The 21st Shabbat: Kaplan Is Our Town Square

Every Saturday I try to get to the Kaplan area early. The formal demonstration starts at 8 PM but  around 6 you can already see the height of preparations. The booths are already set at their  regular spots, and the members of the different civil organizations are there with their material: signs, T-shirts, stickers  etc. 

Few weeks ago I was lucky to catch a rehearsal of the huge protest orchestra (made up of professional players, amateurs and high schoolers), which was scheduled to play that night. The  following Saturday I witnessed another rehearsal that was much less heartwarming. It was a performance of a military marching band protesting against a nameless dictator. It was scary to hear the music, and the chanting and to read the signs.  The audience gasped, and some people burst out crying.  

Usually I manage to go up and down Kaplan street taking pictures of interesting signs and people. But yesterday a friend and I decided to start our exploration in Habima Plaza, where it all started on January 8th 2023. Last night was the 21st Shabbat of demonstrations, and part of it are is the weekly march from Habima to Kaplan, which usually takes place at around 7:30.

 In Habima there was already a large crowd, different groups such as  Crime Minister, The High Tech activists , and Brothers in Arms ( the veterans) were already there, chanting and drumming. Leaders,  holding megaphones, led the group pumping them into action. It was exciting to witness  how motivation is gradually built in the crowd.

Last night I came with a friend who returned to Kaplan after several weeks of being out of the country . It was gratifying  to revisit the action from her eyes. She was happy to be back  in the protest, and thankful that we were still  determined as ever.

Last night I saw something which I haven’t noticed beforehand. At different spots I saw people conversing seriously with one another. They stood in  noisy places and still really listened to each other. They had time to speak at length,  face to face, and were not in a hurry to go somewhere else. Kaplan  was  the place where they wanted to be, to make a difference. I also noticed that, like kids,  most people wore  printed colorful T-shirts of the protest

Suddenly I realized that after the isolation during the pandemic,  Kaplan  is a meaningful compensation, even a Tikkun. It provides us human contact with likeminded people, and the warmth and comfort, which  we missed so much. At such a difficult time, for several hours a week, Kaplan  has become our community. Perhaps this is another reason why people are so willing  to go to the streets, a week after week, and to stay there as long as it takes. Moreover, in the absence of our overhauled town square (how symbolic), Kaplan has become our provisional center where we can dream of a better future.

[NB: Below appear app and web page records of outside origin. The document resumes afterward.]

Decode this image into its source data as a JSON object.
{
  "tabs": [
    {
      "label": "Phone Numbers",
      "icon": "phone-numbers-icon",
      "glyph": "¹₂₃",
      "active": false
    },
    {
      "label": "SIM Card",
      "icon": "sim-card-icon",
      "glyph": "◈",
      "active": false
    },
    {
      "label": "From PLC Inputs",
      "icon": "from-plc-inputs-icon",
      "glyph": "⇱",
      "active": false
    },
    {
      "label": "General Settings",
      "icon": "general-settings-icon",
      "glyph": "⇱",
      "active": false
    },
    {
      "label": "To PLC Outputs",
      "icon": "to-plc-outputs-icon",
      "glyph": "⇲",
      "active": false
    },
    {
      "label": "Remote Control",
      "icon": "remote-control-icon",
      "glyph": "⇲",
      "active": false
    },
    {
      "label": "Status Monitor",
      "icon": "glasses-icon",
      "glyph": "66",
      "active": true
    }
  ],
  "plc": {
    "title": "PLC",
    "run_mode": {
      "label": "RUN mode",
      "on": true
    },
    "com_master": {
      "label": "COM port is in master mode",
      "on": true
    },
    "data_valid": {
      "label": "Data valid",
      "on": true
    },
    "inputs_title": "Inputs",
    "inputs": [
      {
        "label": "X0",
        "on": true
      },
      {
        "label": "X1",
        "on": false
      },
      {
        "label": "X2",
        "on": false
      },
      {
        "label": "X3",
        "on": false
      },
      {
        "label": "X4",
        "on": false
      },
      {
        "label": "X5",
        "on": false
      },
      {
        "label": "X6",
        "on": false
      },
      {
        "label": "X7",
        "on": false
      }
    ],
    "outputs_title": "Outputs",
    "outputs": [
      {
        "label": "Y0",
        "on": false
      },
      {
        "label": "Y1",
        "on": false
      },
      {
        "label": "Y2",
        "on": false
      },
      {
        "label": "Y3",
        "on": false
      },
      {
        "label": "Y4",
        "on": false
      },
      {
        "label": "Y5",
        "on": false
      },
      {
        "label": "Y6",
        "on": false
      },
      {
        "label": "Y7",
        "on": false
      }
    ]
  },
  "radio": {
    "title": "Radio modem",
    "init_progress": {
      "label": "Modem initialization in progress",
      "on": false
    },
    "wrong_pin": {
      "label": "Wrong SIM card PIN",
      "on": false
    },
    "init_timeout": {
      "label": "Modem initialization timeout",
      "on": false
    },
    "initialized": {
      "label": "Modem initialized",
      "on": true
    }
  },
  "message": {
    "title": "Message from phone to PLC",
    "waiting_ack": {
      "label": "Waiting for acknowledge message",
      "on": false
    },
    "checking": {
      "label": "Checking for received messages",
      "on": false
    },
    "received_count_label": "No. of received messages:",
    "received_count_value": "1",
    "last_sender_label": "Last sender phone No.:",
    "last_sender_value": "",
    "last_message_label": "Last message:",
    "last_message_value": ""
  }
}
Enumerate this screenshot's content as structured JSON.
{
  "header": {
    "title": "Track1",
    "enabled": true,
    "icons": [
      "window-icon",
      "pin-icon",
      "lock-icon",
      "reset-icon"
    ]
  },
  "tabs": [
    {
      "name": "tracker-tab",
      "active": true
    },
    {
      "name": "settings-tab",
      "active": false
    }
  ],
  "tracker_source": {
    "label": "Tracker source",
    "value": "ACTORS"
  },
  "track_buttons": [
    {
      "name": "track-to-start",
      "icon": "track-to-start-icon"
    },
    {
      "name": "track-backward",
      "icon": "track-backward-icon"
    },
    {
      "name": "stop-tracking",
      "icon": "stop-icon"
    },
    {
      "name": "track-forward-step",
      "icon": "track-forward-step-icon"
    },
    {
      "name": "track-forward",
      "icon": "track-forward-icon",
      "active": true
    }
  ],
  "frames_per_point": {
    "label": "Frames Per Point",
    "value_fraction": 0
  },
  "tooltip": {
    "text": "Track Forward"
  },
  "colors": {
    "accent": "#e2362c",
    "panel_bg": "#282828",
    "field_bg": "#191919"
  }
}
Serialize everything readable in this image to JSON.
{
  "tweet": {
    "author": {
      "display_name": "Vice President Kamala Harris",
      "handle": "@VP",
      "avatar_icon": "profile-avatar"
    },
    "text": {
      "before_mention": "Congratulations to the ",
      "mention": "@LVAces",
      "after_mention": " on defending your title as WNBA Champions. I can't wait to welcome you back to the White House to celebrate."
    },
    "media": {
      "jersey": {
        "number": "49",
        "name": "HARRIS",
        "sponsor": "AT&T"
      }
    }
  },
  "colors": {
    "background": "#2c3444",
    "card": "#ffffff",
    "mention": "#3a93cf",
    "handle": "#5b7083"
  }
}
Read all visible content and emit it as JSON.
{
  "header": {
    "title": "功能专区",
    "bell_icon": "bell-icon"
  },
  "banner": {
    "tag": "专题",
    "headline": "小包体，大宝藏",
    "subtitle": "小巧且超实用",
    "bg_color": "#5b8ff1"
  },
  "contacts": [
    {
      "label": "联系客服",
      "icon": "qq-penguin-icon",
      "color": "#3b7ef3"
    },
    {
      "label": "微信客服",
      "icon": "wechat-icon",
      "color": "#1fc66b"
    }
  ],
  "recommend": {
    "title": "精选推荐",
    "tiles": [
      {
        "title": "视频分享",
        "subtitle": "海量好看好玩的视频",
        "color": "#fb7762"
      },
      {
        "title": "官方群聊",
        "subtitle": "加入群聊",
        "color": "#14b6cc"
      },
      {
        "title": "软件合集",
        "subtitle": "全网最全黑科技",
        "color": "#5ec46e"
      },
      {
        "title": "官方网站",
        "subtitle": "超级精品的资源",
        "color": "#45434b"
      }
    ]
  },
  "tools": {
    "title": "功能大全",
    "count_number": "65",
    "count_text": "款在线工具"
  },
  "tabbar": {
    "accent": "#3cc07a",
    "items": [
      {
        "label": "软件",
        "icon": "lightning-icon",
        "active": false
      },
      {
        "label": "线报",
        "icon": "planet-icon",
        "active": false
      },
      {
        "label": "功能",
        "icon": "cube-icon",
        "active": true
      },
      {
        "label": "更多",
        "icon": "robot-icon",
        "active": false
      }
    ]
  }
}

About the Author
I have a PhD in English literature from the Hebrew University in Jerusalem and I usually write about issues concerning women, literature, culture and society. I lived in the US for 15 years (between 1979-1994). I am widow and in March 2016 started a support/growth Facebook group for widows: "Widows Move On." In October 2017 I started a Facebook group for Older and Experienced Feminists. .
Related Topics
Related Posts